- What needs to be done
All lines in the data below carrying the string "color" are to be located and copied.

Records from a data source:
---
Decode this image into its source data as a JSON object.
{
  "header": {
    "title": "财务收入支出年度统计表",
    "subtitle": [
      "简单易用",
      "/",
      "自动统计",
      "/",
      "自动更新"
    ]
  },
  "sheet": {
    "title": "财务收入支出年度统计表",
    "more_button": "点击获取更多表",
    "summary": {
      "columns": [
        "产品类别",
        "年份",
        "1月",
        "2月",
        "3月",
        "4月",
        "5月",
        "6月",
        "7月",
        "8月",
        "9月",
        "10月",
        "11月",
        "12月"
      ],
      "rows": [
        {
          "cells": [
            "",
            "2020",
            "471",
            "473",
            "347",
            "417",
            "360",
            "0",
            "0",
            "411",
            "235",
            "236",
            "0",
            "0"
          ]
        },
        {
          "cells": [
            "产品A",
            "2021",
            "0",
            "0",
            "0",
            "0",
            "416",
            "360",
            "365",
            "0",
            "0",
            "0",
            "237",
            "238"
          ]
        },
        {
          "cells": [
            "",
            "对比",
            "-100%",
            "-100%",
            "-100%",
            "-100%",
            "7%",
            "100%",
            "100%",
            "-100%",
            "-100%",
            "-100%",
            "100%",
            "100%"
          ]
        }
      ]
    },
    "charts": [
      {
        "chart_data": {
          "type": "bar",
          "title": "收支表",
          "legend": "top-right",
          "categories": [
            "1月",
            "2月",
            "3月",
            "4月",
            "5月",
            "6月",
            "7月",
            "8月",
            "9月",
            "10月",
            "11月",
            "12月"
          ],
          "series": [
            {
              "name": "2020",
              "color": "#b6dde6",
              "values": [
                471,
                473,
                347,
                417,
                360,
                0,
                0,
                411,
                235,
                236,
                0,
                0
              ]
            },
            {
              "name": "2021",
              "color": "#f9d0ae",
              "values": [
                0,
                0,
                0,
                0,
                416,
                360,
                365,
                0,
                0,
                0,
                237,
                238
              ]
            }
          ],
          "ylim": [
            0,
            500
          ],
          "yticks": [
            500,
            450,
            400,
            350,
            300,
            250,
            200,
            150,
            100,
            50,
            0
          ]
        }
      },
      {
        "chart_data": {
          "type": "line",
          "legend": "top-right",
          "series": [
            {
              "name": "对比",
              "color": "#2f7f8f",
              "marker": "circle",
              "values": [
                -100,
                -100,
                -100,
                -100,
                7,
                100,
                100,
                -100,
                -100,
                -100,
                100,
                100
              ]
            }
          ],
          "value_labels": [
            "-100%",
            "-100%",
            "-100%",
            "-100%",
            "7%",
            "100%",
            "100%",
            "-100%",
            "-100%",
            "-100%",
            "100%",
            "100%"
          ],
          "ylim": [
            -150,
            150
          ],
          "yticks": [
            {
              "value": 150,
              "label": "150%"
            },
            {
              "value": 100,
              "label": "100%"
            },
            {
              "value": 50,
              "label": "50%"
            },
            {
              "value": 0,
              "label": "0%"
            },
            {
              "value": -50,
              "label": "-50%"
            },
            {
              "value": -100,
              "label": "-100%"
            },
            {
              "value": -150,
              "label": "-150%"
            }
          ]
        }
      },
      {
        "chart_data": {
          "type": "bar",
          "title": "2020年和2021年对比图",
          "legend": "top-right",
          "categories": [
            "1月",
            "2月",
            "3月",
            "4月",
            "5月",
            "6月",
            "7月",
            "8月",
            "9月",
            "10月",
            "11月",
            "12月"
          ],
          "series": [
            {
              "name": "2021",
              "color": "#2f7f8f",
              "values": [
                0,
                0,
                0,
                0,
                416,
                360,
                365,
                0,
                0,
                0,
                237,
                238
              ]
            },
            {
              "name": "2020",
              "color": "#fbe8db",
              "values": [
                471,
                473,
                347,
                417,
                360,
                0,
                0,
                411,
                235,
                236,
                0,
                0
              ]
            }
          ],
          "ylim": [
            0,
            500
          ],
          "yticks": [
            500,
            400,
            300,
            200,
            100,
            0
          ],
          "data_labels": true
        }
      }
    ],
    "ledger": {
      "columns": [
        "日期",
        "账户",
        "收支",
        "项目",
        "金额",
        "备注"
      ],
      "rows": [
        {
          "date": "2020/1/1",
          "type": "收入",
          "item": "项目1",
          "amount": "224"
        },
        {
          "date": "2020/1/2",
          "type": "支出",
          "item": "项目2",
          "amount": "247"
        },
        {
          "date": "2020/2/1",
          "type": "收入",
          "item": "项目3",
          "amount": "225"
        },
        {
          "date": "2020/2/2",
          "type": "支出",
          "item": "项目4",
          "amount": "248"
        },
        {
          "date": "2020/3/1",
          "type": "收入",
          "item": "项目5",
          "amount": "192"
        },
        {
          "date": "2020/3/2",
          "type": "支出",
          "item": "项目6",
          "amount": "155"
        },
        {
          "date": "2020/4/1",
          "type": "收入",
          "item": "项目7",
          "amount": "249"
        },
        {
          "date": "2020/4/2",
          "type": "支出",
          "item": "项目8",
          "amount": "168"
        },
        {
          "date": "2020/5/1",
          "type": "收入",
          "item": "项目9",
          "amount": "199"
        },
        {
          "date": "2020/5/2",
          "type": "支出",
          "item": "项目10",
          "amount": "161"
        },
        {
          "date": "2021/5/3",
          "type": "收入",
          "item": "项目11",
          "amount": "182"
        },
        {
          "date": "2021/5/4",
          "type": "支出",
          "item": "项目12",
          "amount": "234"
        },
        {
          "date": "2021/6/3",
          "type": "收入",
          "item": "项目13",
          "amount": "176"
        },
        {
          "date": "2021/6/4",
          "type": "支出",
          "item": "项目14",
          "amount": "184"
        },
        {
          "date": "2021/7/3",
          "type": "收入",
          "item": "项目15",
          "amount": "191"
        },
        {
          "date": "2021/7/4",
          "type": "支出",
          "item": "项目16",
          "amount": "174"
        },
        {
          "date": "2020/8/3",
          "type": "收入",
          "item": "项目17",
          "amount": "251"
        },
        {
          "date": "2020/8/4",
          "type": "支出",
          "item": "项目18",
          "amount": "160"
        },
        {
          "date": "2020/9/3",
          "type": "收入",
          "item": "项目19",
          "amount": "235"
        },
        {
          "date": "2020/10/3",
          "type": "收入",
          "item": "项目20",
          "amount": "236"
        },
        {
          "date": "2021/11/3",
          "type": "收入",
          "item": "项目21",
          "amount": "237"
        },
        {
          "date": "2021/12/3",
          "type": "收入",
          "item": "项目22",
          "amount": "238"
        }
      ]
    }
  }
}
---
- Solution to the problem
              "color": "#b6dde6",
              "color": "#f9d0ae",
              "color": "#2f7f8f",
              "color": "#2f7f8f",
              "color": "#fbe8db",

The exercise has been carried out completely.